Your instructions: From the records below, copy out each line that has the word "JSON".
- Opening Delimiter -
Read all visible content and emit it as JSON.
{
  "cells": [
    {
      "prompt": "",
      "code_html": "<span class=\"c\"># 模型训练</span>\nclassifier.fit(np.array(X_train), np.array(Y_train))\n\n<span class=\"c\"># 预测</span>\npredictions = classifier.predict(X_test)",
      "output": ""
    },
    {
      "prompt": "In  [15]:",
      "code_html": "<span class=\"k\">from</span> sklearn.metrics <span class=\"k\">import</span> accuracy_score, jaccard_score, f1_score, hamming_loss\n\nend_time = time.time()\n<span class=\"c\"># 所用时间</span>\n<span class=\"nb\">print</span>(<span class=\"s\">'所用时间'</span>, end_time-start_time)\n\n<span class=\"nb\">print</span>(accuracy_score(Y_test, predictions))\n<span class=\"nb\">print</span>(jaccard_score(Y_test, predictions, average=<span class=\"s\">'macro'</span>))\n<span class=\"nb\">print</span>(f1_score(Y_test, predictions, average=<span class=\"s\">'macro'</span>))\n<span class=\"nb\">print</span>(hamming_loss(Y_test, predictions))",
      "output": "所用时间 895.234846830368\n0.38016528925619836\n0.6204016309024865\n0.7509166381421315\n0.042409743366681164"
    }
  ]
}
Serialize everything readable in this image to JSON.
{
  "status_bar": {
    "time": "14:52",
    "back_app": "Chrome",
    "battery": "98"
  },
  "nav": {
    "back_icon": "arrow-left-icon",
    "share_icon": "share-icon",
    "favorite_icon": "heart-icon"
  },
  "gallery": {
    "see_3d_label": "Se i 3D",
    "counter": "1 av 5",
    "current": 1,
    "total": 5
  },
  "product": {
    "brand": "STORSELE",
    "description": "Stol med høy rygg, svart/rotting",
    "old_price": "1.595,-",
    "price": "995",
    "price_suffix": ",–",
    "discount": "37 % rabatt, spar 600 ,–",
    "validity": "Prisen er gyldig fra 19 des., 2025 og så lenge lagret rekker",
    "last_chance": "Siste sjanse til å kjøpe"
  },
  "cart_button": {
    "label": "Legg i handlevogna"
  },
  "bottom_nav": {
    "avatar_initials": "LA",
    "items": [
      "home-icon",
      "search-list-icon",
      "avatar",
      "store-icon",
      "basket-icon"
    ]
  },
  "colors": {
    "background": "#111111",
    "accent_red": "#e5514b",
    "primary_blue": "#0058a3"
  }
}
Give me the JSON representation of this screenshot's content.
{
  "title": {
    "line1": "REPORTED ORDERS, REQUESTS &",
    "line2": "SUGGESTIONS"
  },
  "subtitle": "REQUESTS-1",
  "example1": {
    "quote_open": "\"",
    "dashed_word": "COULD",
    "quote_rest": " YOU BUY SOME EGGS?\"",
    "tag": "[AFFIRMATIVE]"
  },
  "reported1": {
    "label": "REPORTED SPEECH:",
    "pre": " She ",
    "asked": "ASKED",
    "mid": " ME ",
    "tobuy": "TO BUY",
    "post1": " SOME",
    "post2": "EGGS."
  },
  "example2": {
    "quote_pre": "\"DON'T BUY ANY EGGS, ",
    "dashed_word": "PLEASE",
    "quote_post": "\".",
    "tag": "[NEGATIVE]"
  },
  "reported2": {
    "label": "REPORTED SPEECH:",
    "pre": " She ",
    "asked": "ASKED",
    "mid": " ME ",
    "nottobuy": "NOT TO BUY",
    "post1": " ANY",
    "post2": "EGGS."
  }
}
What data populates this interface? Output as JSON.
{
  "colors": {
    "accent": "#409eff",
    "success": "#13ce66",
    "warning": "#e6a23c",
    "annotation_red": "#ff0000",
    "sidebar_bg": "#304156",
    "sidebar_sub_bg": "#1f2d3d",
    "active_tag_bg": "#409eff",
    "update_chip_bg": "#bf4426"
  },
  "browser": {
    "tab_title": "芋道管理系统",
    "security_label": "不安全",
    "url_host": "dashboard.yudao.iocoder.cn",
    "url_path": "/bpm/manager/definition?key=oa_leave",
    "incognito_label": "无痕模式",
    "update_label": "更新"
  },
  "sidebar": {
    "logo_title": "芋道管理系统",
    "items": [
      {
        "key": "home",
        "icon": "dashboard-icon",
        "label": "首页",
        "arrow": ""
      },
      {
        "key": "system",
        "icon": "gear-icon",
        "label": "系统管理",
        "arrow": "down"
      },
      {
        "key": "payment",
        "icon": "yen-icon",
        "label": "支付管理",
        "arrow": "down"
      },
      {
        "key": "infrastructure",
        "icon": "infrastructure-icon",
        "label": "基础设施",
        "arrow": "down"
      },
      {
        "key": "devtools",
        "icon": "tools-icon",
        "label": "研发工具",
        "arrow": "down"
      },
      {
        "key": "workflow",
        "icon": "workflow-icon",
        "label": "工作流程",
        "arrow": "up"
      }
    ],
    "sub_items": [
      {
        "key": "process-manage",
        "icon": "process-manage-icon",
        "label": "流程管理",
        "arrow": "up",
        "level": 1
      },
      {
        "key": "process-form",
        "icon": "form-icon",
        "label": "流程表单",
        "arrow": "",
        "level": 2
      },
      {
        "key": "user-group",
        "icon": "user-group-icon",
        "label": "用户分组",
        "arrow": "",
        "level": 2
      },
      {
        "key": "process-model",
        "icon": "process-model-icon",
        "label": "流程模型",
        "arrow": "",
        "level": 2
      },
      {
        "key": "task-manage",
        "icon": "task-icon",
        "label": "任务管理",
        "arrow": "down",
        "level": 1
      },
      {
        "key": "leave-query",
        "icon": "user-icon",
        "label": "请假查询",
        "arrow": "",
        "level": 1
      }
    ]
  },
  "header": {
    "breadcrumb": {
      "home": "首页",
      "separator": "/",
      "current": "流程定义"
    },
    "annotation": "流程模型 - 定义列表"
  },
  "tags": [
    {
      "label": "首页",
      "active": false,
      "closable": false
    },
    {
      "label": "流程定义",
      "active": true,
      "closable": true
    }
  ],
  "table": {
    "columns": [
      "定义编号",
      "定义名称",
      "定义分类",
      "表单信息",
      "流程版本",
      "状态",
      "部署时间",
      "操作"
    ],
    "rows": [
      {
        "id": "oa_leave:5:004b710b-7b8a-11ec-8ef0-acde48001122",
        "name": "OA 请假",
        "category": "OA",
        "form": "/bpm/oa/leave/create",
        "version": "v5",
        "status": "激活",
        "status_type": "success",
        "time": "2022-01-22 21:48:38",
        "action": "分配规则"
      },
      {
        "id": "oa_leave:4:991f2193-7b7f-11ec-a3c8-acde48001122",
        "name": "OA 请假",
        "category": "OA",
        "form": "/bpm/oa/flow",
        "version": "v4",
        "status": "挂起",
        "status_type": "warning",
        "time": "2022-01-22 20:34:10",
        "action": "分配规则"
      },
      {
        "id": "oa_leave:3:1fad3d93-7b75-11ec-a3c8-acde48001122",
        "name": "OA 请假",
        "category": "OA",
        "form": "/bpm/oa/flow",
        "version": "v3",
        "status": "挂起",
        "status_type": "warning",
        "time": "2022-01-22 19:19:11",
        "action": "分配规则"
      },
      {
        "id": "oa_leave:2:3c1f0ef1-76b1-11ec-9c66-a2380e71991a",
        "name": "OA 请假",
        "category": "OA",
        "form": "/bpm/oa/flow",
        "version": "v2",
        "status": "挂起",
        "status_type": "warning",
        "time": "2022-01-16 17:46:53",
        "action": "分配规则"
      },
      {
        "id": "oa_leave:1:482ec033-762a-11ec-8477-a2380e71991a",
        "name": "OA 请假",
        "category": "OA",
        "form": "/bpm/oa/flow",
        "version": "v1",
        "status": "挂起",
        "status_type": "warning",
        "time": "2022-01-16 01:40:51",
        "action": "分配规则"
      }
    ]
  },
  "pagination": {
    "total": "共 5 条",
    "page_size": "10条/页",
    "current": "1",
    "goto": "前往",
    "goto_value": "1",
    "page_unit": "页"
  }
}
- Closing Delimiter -
Answer for the task:
Read all visible content and emit it as JSON.
Serialize everything readable in this image to JSON.
Give me the JSON representation of this screenshot's content.
What data populates this interface? Output as JSON.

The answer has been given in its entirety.